The performance benefits of effective innovation are real and measurable.
Management journals publish lists of the most innovative companies each year: Amazon; Google; Netflix; Tesla; Uber. These are the companies grabbing the headlines and — along with a few hundred other companies — experiencing the financial benefits of solid innovation practices. While the top 15% of publicly traded companies[1] more than doubled their share price over the past five years; the most innovative [2] more than tripled their share price during the same time. Now, that is break-through performance.
Read the annual reports of some of the companies in the break-through group and you quickly realize why they perform so well: they understand how to align their business model and solutions to evolving market’s needs.

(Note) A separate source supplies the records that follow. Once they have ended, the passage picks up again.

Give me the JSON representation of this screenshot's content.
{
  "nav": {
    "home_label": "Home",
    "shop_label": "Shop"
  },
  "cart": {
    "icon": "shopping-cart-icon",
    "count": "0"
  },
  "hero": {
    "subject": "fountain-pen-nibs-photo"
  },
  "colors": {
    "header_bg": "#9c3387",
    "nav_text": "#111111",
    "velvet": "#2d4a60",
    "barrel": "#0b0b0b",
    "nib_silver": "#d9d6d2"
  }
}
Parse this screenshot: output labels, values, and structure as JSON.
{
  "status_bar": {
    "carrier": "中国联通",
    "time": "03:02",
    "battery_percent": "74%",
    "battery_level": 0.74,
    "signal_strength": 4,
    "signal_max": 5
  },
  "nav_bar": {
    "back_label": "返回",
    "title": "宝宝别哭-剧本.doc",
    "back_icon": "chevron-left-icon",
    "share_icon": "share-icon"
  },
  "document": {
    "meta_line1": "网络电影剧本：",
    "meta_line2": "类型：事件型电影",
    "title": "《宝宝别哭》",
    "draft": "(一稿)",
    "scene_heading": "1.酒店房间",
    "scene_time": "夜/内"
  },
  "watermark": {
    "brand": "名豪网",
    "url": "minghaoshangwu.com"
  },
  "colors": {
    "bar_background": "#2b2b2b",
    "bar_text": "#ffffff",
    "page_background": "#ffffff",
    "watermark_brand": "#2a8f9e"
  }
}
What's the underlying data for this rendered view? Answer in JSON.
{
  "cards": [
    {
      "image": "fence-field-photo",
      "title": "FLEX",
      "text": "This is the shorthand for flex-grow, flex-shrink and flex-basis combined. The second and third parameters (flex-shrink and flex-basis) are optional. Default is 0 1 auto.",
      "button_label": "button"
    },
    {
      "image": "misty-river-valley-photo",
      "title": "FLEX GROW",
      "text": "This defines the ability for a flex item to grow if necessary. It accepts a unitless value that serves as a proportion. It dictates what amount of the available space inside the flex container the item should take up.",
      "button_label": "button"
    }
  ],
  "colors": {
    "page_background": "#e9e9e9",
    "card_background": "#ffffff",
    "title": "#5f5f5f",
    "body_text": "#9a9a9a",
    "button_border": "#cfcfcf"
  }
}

Read through Amazon’s report and their understanding of their markets feeds clearly into how they describe their business and strategy. Read through Apple’s report and, year after year, they discuss new products and services that they launch or retire. Read through JP Morgan’s report and they share their internal approach to service and business model innovation.
Innovation needs to be among every company’s competencies
We are two decades into the ‘digital transformation’ of industries: the ongoing shift from manual-led service delivery to machine-led service delivery has led to a preponderance of data and a requirement for advanced analytics to understand it all; it has shifted distribution channels from individual outlets (e.g. a retail shop or a television channel) to broad-based, multiple front-end (e.g. mobile) and back-end (e.g. cloud) channels; and, is now moving service delivery toward greater automation and autonomy through technologies such as machine learning and artificial intelligence.

In tandem with the evolution of digital technologies, customer expectations have changed considerably over the last two decades and — more than ever — their expectations need to be at the forefront of every business leader’s decision. While many are doing their absolute best to keep up with the pace of change the results are mixed.

Consider the number of retailers — Austin Reed, BHS, Coach, The Gap — that have not been able to keep up with customer preferences. Consider the billions of dollars large financial institutions everywhere are investing right now to automate and simplify their internal processes. Finally, consider the dozens of technology “start-up accelerators” in Berlin, New York, London and elsewhere focused on new technologies for banking, health care, insurance, retail and many other industries.
All this suggests to me that twenty years on and many businesses still have some way to go on this journey. Moreover, while “the use of … words ‘innovation’ [and ‘collaboration’] … has become ubiquitous in U.S. business,” over the last 15 years [3] , only a few hundred organizations out of tens of thousands have effective innovation efforts.
In my next article, I’ll go into more detail on the Who, the What and the How that any organization can use to bolster innovation efforts. It will present the need for an eco-system of like-minded individuals (the “Who”) that will think holistically about your business model (the “What”) and base any decision on a solid understanding of evolving market needs (the “How”).
[1] Average percentage change in dividend-adjusted share price between June 2011 and June 2016 for 3,000 publically traded companies in Europe and the US with positive share price growth and market capitalization greater than $1B, out of a total universe of 20,000 companies.
[2] Average percentage change in dividend-adjusted share price between June 2011 and June 2016 for 300 best performing publically traded companies in Europe and the US with market capitalization greater than $1B.
[3] “You Call That Innovation?”, by Leslie Kwoh in the Wall Street Journal, May 2012